Now she returns to another statistical hell – or to heaven, if she wins: A win on Saturday would bring Williams her eighth Wimbledon singles title and her 24th Major, who has been the Australian Margaret Court for most slams in corresponds to the history of the sport. This is a success – yet Williams again tries to downplay his importance, as she did four years ago before her match against Vinci.
She alternates between the handling of responsibilities and rewards of size and consumption by them. However, she was to be comforted by the evidence of her progress to the final, which contained only a blatant shot when she fell across the finish line in three straight sets against Alison Riske. Amazing was their return to the semi-final against Strycova.
It could be a factor as obvious as the serve – and Serena has a predictable lead here. No one in the draw beat more than their 45 aces, but for someone recruiting at 120 mph, they had surprisingly few double faults: 11, which equates to a risk / reward ratio of about four to one.
Halep, however, is on the list with 26, including Coco Gauff, who retired in the fourth round, and Belinda Bencic, one round earlier.

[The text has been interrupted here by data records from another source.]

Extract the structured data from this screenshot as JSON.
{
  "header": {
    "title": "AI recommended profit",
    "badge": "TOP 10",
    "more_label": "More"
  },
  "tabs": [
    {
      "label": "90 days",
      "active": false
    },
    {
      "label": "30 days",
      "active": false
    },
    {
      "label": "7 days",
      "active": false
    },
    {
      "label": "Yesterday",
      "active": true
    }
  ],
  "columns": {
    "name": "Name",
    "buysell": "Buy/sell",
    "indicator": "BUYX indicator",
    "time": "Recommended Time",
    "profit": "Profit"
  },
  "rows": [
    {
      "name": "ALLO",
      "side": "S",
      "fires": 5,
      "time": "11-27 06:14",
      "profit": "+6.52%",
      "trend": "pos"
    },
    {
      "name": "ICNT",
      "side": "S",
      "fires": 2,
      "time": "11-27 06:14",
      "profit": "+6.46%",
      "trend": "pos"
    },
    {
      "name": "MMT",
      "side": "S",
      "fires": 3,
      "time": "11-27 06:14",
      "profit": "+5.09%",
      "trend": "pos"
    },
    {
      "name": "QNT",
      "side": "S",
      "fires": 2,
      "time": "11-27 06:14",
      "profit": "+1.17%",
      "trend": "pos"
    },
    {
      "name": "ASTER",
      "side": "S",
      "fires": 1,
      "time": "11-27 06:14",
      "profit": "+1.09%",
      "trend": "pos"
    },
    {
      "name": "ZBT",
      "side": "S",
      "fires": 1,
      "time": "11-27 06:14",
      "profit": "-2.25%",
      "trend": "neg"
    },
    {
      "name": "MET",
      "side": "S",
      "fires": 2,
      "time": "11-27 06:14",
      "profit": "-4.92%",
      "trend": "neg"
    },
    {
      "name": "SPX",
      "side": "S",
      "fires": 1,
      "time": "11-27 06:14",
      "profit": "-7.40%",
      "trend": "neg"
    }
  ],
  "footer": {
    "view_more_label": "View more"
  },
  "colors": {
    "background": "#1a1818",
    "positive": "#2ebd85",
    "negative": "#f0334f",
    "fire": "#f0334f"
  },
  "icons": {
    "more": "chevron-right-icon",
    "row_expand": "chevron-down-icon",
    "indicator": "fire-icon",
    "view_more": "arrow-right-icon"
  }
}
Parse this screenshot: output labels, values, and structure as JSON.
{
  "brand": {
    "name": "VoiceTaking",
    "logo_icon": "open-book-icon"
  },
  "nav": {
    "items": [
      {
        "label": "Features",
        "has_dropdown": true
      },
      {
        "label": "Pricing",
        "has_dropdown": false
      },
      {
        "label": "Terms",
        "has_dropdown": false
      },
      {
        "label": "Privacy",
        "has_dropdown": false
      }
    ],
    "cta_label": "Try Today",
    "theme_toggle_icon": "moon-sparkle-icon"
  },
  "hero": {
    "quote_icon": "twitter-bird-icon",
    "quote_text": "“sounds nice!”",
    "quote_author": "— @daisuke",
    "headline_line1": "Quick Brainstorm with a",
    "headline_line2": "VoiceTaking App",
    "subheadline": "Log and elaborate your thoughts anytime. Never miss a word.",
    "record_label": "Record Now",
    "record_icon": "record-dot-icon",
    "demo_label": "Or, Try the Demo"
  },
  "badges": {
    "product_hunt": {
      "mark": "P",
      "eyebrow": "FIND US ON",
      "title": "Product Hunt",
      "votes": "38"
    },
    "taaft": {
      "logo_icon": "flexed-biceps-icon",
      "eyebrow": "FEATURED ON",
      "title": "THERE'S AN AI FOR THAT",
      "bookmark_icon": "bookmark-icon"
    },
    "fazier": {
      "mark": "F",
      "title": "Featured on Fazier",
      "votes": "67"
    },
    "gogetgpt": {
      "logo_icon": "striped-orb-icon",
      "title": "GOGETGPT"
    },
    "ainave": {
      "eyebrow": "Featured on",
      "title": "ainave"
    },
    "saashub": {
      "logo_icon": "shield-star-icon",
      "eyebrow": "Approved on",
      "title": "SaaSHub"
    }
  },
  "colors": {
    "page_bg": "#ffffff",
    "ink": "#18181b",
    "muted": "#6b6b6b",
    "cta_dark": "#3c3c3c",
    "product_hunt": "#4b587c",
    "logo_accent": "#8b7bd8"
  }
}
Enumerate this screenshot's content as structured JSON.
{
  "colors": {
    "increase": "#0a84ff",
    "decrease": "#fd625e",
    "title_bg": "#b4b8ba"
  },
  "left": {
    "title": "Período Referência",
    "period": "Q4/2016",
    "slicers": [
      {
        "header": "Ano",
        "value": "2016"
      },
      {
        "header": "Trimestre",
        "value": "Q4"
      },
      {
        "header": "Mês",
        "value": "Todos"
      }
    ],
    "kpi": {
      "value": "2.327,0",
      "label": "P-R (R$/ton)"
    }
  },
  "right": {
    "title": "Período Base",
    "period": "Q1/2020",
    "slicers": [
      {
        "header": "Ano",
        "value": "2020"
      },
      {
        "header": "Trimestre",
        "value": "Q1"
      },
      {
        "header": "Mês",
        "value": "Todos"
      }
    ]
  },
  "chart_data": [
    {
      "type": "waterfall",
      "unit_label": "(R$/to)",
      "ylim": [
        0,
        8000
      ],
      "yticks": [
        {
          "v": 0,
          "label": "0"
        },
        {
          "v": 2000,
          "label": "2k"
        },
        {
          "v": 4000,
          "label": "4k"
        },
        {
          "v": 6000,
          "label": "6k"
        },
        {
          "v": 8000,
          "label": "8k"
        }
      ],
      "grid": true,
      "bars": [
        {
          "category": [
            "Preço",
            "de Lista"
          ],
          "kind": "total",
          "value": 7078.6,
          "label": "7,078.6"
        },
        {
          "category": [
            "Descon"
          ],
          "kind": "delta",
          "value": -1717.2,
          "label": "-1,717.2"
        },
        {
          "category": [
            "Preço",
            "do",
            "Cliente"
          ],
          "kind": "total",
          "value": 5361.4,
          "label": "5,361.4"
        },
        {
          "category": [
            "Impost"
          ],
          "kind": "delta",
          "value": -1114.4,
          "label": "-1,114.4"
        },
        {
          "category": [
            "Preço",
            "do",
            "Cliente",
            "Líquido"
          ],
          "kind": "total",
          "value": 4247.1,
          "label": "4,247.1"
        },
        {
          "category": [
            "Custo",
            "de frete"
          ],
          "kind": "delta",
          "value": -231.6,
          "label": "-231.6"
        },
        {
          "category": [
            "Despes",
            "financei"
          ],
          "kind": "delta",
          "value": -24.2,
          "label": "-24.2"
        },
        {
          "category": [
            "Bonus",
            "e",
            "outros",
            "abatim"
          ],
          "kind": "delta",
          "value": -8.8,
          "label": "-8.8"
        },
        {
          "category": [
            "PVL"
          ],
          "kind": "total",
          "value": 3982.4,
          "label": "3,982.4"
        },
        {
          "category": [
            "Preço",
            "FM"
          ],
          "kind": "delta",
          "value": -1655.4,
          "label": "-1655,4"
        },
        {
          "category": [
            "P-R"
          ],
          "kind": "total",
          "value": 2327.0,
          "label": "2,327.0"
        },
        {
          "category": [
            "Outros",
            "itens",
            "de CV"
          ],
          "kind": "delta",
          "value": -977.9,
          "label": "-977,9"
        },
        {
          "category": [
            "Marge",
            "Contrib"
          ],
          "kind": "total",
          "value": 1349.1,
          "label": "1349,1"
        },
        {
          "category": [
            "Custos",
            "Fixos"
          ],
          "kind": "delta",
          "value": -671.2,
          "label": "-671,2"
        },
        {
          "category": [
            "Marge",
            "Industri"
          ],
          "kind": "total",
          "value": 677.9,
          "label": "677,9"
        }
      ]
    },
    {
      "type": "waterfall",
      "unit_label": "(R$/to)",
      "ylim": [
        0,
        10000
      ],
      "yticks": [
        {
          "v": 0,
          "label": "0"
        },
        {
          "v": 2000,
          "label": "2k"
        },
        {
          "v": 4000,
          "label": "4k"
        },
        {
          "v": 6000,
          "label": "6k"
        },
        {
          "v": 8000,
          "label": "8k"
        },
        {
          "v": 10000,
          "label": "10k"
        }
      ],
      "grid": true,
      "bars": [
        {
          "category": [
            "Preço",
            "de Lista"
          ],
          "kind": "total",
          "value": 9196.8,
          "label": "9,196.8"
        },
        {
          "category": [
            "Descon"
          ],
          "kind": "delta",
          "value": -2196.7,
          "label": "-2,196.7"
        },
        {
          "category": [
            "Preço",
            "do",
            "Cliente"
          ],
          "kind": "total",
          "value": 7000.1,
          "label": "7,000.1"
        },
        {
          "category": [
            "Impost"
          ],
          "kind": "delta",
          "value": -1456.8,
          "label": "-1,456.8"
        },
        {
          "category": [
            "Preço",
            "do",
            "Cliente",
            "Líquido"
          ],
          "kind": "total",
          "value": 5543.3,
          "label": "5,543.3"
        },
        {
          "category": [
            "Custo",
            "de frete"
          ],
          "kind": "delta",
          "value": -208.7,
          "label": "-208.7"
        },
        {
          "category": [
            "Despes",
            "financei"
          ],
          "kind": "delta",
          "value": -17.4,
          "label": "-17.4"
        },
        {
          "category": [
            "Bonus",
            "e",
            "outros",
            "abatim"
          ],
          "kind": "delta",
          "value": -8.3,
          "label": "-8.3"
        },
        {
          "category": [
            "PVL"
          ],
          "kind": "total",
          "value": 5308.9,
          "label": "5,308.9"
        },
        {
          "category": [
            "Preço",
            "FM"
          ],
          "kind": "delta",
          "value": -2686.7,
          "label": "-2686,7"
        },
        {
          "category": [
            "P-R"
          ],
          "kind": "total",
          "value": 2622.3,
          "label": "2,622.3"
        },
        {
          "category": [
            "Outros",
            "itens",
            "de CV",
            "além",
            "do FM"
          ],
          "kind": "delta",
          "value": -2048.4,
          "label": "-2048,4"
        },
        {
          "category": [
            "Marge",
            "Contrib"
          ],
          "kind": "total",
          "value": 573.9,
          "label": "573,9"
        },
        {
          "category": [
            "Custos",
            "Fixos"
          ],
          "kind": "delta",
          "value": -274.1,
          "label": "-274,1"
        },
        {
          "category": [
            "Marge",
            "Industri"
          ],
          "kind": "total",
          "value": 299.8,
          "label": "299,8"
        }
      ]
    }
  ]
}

But their return on risk and reward is much worse than Williams': nine aces, twelve double faults.
Of course, the Romanian is not a fan of the bat, but her fastest serve of the fourteen days is 110 miles per hour slower than her opponent's booming deliveries.
Once this ball is in play, Return is crucial, and if it is to be a quality reappearing with the American, Halep must be brave, occasionally gaining ground or making sure they have a serious and Carry out a precise blow from the depths to keep the exchange alive. Only then is parity possible.
At 83%, she ranks 15th in the tournament leaderboard because she gets her return, which is healthy. And here's the shock of numbers: Williams is in 28th place out of 383 or 74% in 66th place. That's exactly a hundred balls that she did not bring back into the game at the reception, and Halep will undoubtedly have taken that into account.
After all this, it will be a surprise – not to the extent of defeating Vinci in New York – unless Williams is crowned Queen of Wimbledon in the center of the center court, and the game itself.